DINSMORE: I’m glad you asked. A very simple post-editing possibilities. When I hit record and I’m looking up, I can just snip that off or snip off the end, maybe add text or something like that. I don’t know the details on what that takes to do, but that would be awesome. Just clean up some of the files a little bit. I think it’s unreasonable to ask for a ton of work, like a picture in a picture, in a picture, to add text and all these type of things. Snip off the ends, maybe levelize the audio, that would be awesome.
KOWLGI: So, Matt, we in fact have that feature in our Pro tier. Soon after the interview I’m going to enable it for you.
DINSMORE: Oh man, that’s awesome.
KOWLGI: That wraps up everything I had. Do you want to tell our audience anything about creating interesting informational content for their clients?
DINSMORE: I just want to say that I really appreciate your feedback and if anybody is looking for software, and you in particular, you were the one who responded to me, within 48 hours. I was shocked that you had my problem fixed. I had another problem a month later and you fixed it within 48 hours. To me, what that emphasizes is that you are listening to your users and I mean actively solve it, and looking to continually improve your product. It’s not like here’s a product, let it go. You’re listening to a small guy like me. I’m just a user and you are willing to create a solution for it. That’s the last thing I would say. I think the potential is right now, it’s a high quality product and I’m excited for what you think of and what this continues to develop in the future.
KOWLGI: Thank you so much, Matt.
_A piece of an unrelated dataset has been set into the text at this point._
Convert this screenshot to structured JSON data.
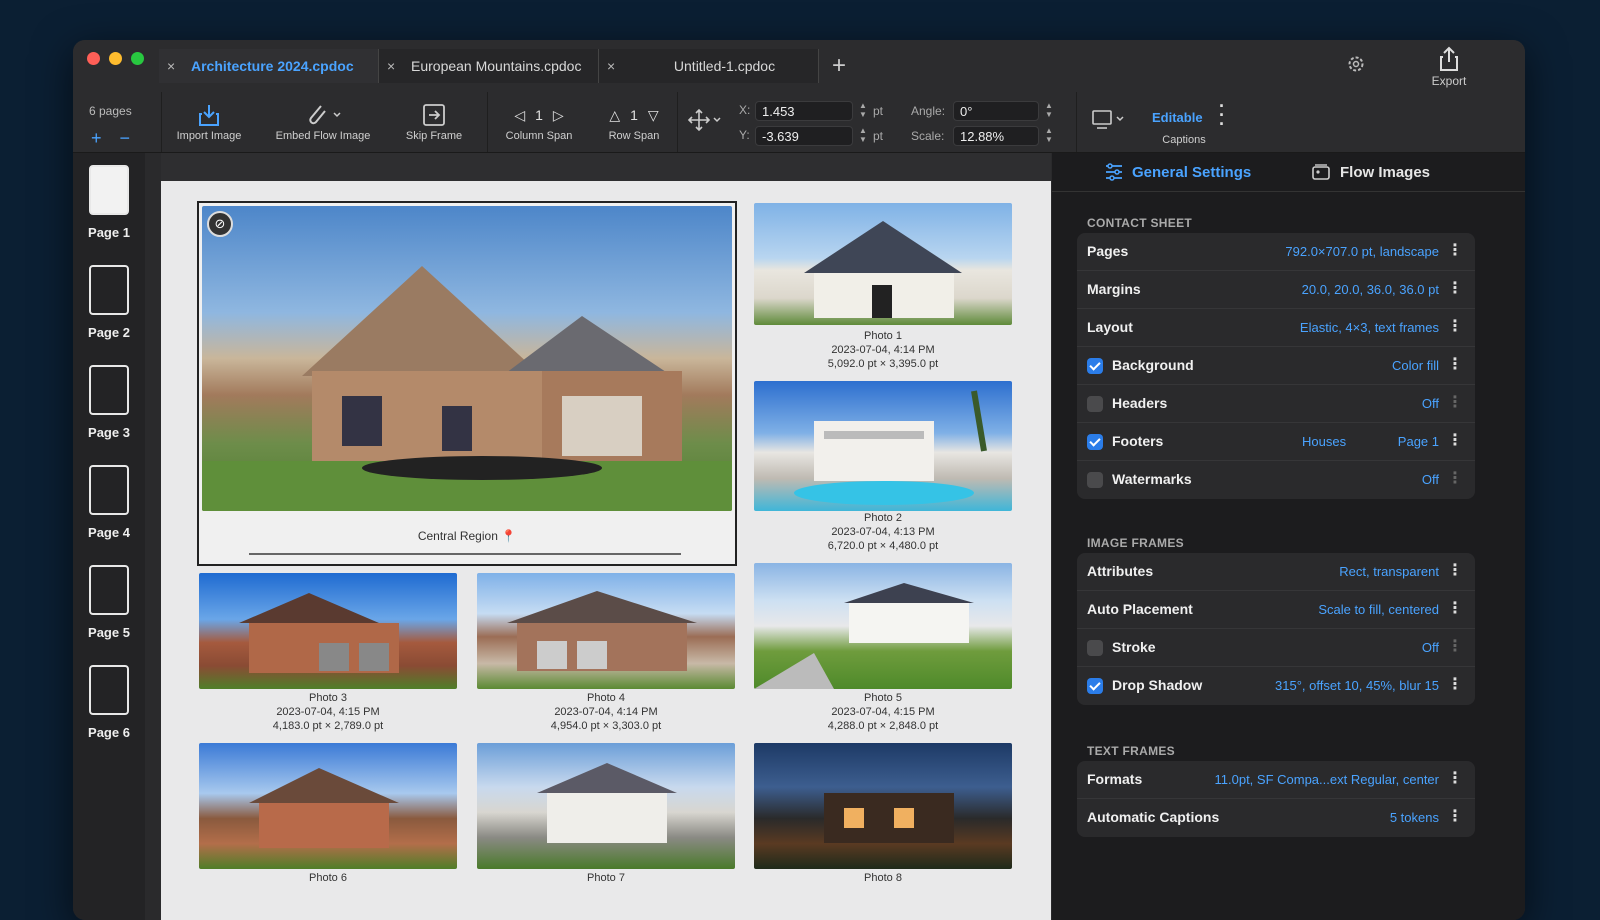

Thanks for sharing, giving an overview of your business and talking about how you make videos for your clients.